Task to carry out> Give the number of lines in the records below that contain the word "офиса", and nothing more.

Records drawn from a dataset
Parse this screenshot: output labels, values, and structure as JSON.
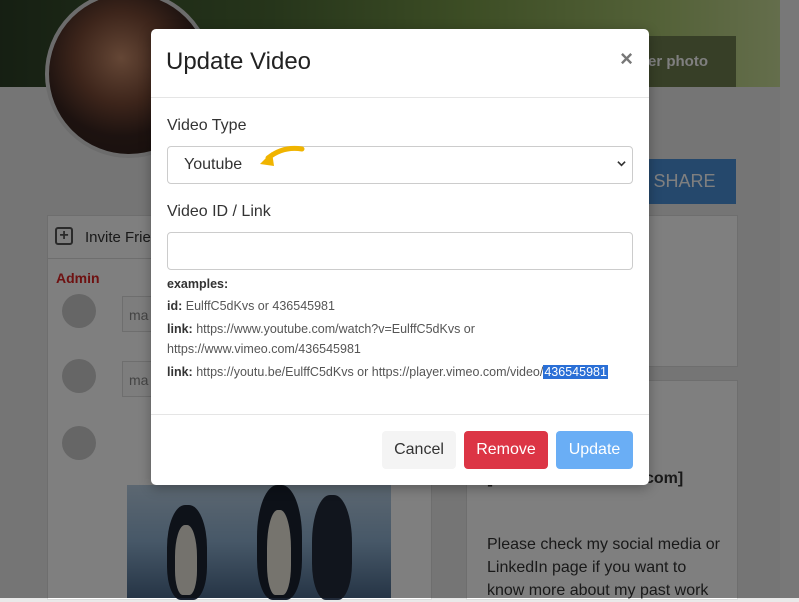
{
  "background": {
    "cover_button_label": "er photo",
    "share_label": "SHARE",
    "invite_label": "Invite Frie",
    "feed_placeholder_1": "ma",
    "feed_placeholder_2": "ma",
    "admin_name": "Admin",
    "right_bold_1": "[",
    "right_bold_2": "com]",
    "right_text": "Please check my social media or LinkedIn page if you want to know more about my past work"
  },
  "modal": {
    "title": "Update Video",
    "close_glyph": "×",
    "video_type_label": "Video Type",
    "video_type_selected": "Youtube",
    "video_id_label": "Video ID / Link",
    "video_id_value": "",
    "examples_heading": "examples:",
    "id_label": "id:",
    "id_example": "EulffC5dKvs or 436545981",
    "link_label": "link:",
    "link_example_1a": "https://www.youtube.com/watch?v=EulffC5dKvs or",
    "link_example_1b": "https://www.vimeo.com/436545981",
    "link_label_2": "link:",
    "link_example_2": "https://youtu.be/EulffC5dKvs or https://player.vimeo.com/video/",
    "link_example_2_highlight": "436545981",
    "buttons": {
      "cancel": "Cancel",
      "remove": "Remove",
      "update": "Update"
    }
  },
  "colors": {
    "remove": "#dc3545",
    "update": "#6aaef5",
    "arrow": "#f0b400",
    "highlight": "#2a6fd6"
  }
}
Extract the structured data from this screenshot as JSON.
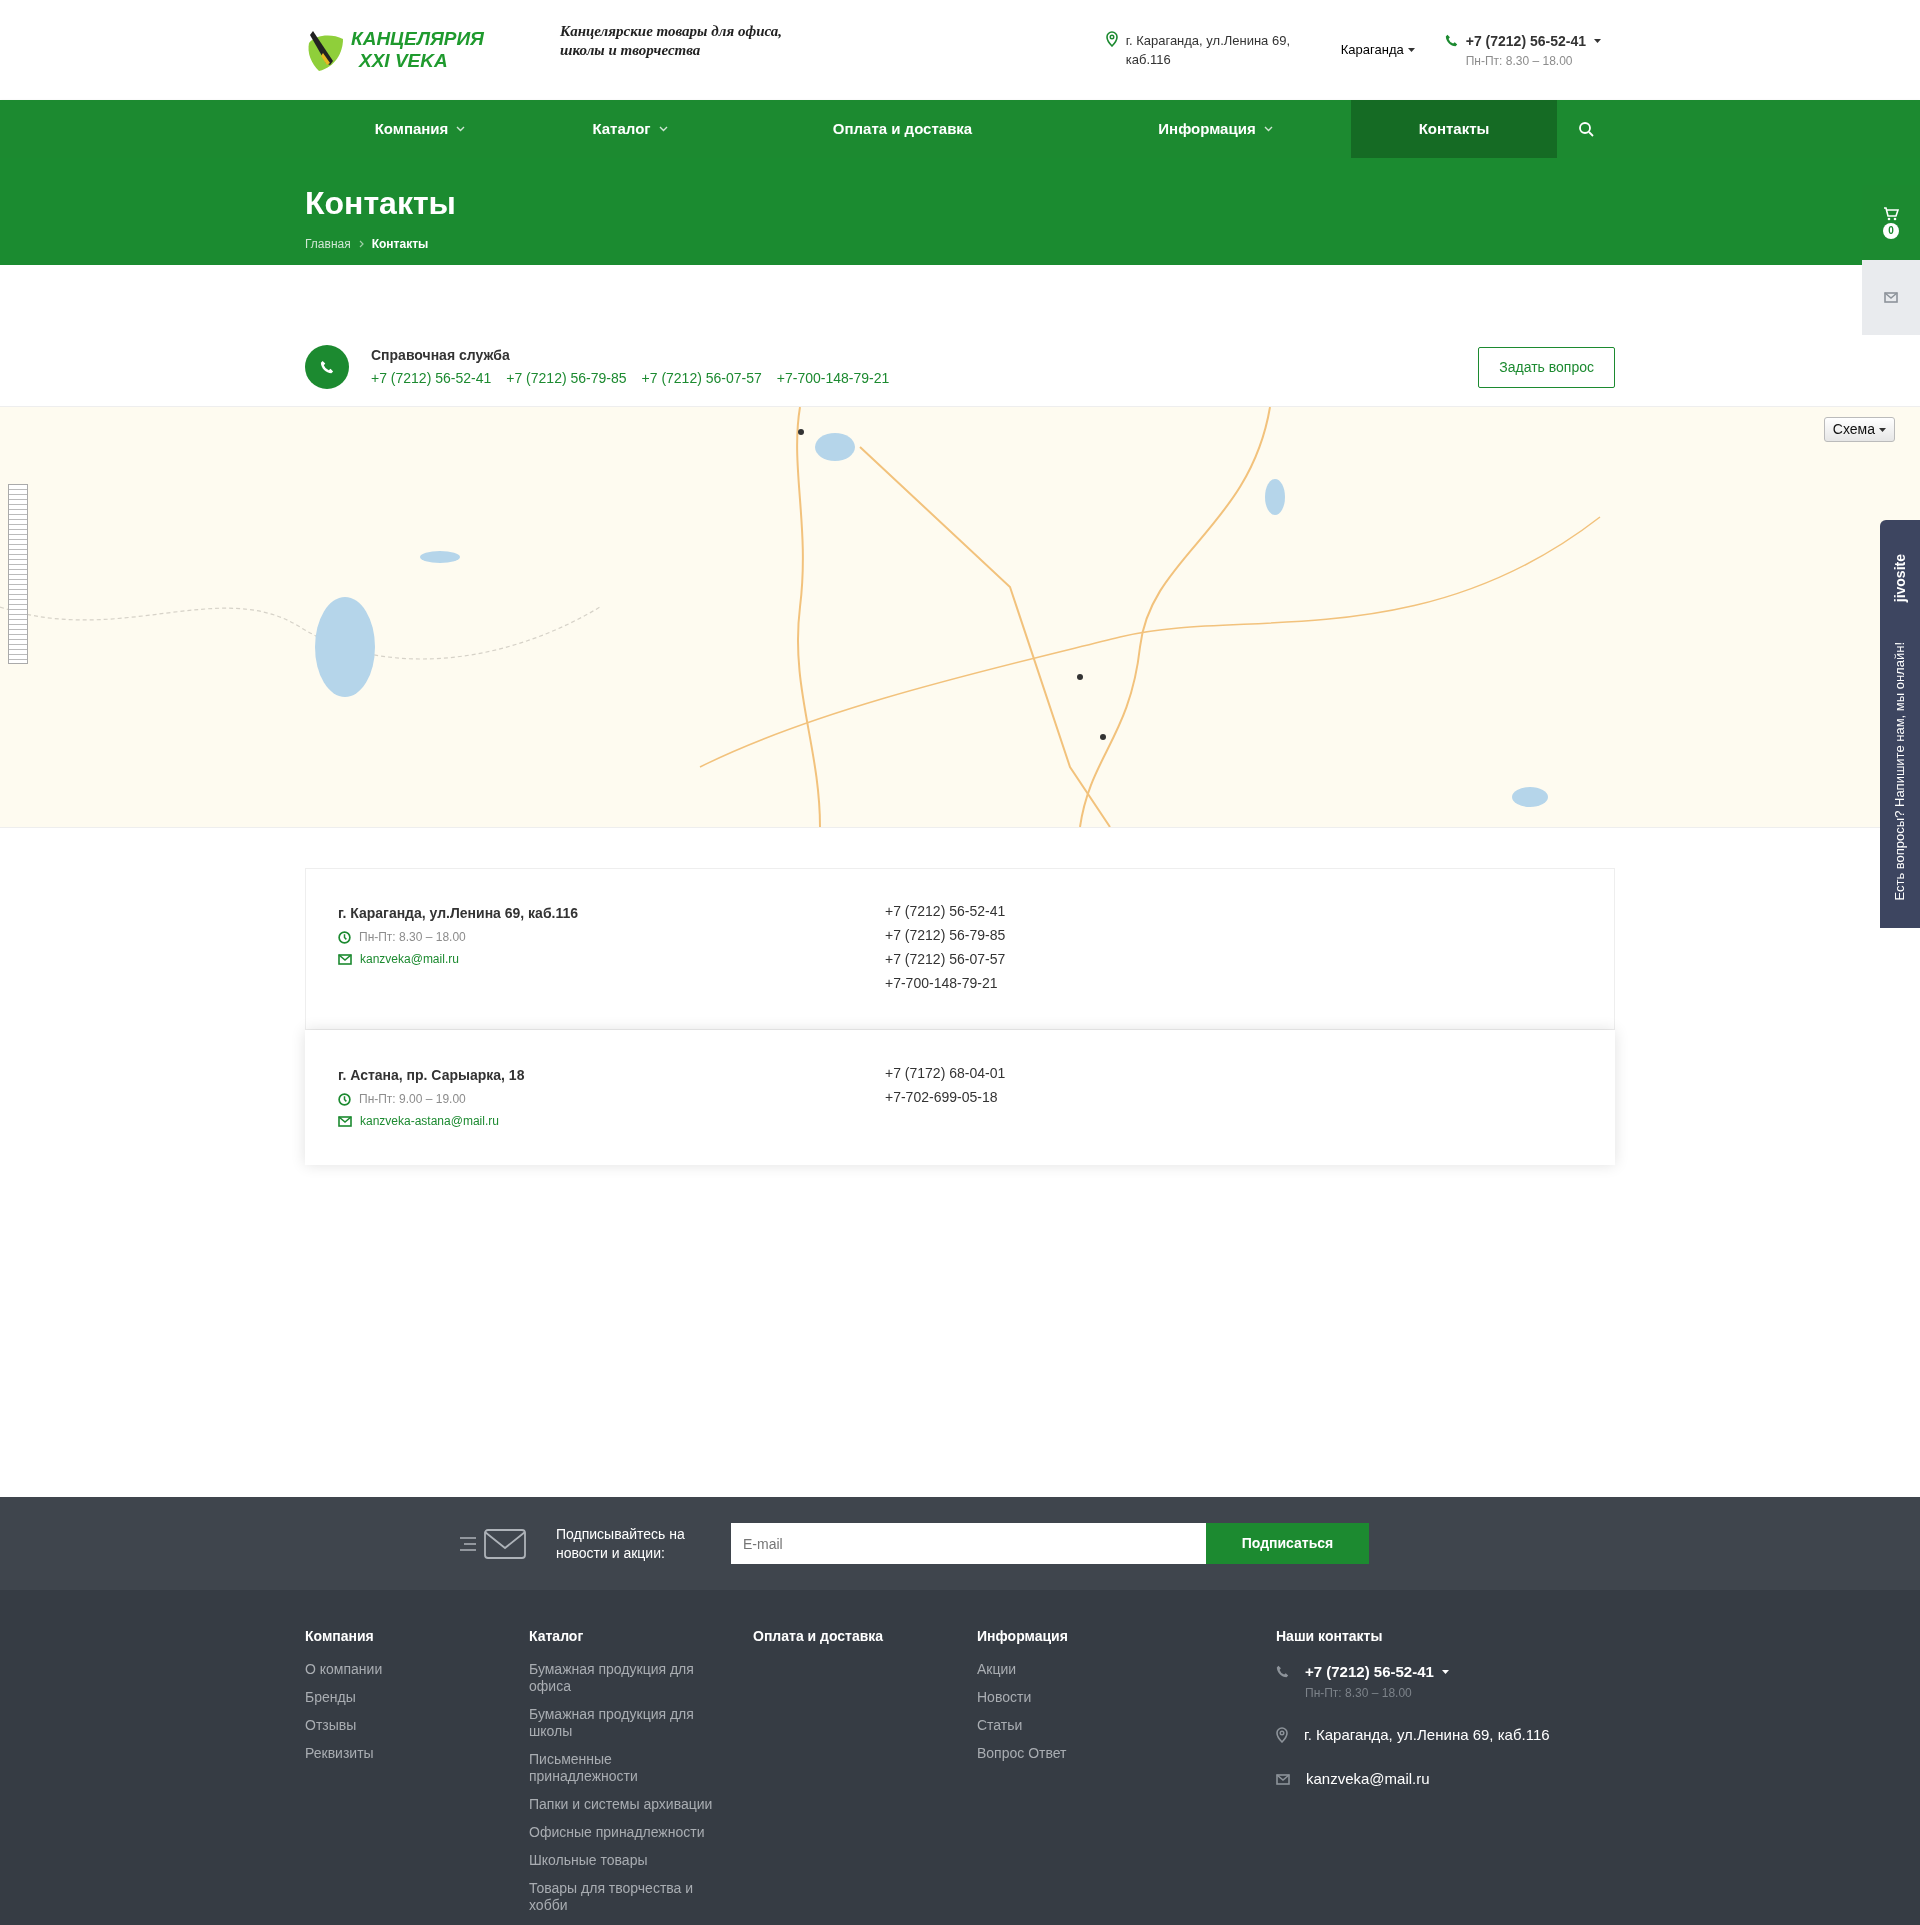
{
  "header": {
    "logo": {
      "line1": "КАНЦЕЛЯРИЯ",
      "line2": "XXI VEKA"
    },
    "tagline": "Канцелярские товары для офиса, школы и творчества",
    "address": "г. Караганда, ул.Ленина 69, каб.116",
    "city": "Караганда",
    "phone": "+7 (7212) 56-52-41",
    "hours": "Пн-Пт: 8.30 – 18.00"
  },
  "nav": {
    "items": [
      {
        "label": "Компания",
        "dropdown": true,
        "selected": false
      },
      {
        "label": "Каталог",
        "dropdown": true,
        "selected": false
      },
      {
        "label": "Оплата и доставка",
        "dropdown": false,
        "selected": false
      },
      {
        "label": "Информация",
        "dropdown": true,
        "selected": false
      },
      {
        "label": "Контакты",
        "dropdown": false,
        "selected": true
      }
    ]
  },
  "page_title": "Контакты",
  "breadcrumbs": [
    {
      "label": "Главная",
      "current": false
    },
    {
      "label": "Контакты",
      "current": true
    }
  ],
  "help": {
    "title": "Справочная служба",
    "phones": [
      "+7 (7212) 56-52-41",
      "+7 (7212) 56-79-85",
      "+7 (7212) 56-07-57",
      "+7-700-148-79-21"
    ],
    "button": "Задать вопрос"
  },
  "map": {
    "type_button": "Схема"
  },
  "offices": [
    {
      "address": "г. Караганда, ул.Ленина 69, каб.116",
      "hours": "Пн-Пт: 8.30 – 18.00",
      "email": "kanzveka@mail.ru",
      "phones": [
        "+7 (7212) 56-52-41",
        "+7 (7212) 56-79-85",
        "+7 (7212) 56-07-57",
        "+7-700-148-79-21"
      ],
      "highlighted": false
    },
    {
      "address": "г. Астана, пр. Сарыарка, 18",
      "hours": "Пн-Пт: 9.00 – 19.00",
      "email": "kanzveka-astana@mail.ru",
      "phones": [
        "+7 (7172) 68-04-01",
        "+7-702-699-05-18"
      ],
      "highlighted": true
    }
  ],
  "subscribe": {
    "text": "Подписывайтесь на новости и акции:",
    "placeholder": "E-mail",
    "button": "Подписаться"
  },
  "footer": {
    "columns": [
      {
        "title": "Компания",
        "links": [
          "О компании",
          "Бренды",
          "Отзывы",
          "Реквизиты"
        ]
      },
      {
        "title": "Каталог",
        "links": [
          "Бумажная продукция для офиса",
          "Бумажная продукция для школы",
          "Письменные принадлежности",
          "Папки и системы архивации",
          "Офисные принадлежности",
          "Школьные товары",
          "Товары для творчества и хобби"
        ]
      },
      {
        "title": "Оплата и доставка"
      },
      {
        "title": "Информация",
        "links": [
          "Акции",
          "Новости",
          "Статьи",
          "Вопрос Ответ"
        ]
      }
    ],
    "contacts": {
      "title": "Наши контакты",
      "phone": "+7 (7212) 56-52-41",
      "hours": "Пн-Пт: 8.30 – 18.00",
      "address": "г. Караганда, ул.Ленина 69, каб.116",
      "email": "kanzveka@mail.ru"
    }
  },
  "side": {
    "cart_count": "0",
    "chat_brand": "jivosite",
    "chat_text": "Есть вопросы? Напишите нам, мы онлайн!"
  }
}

Answer> 2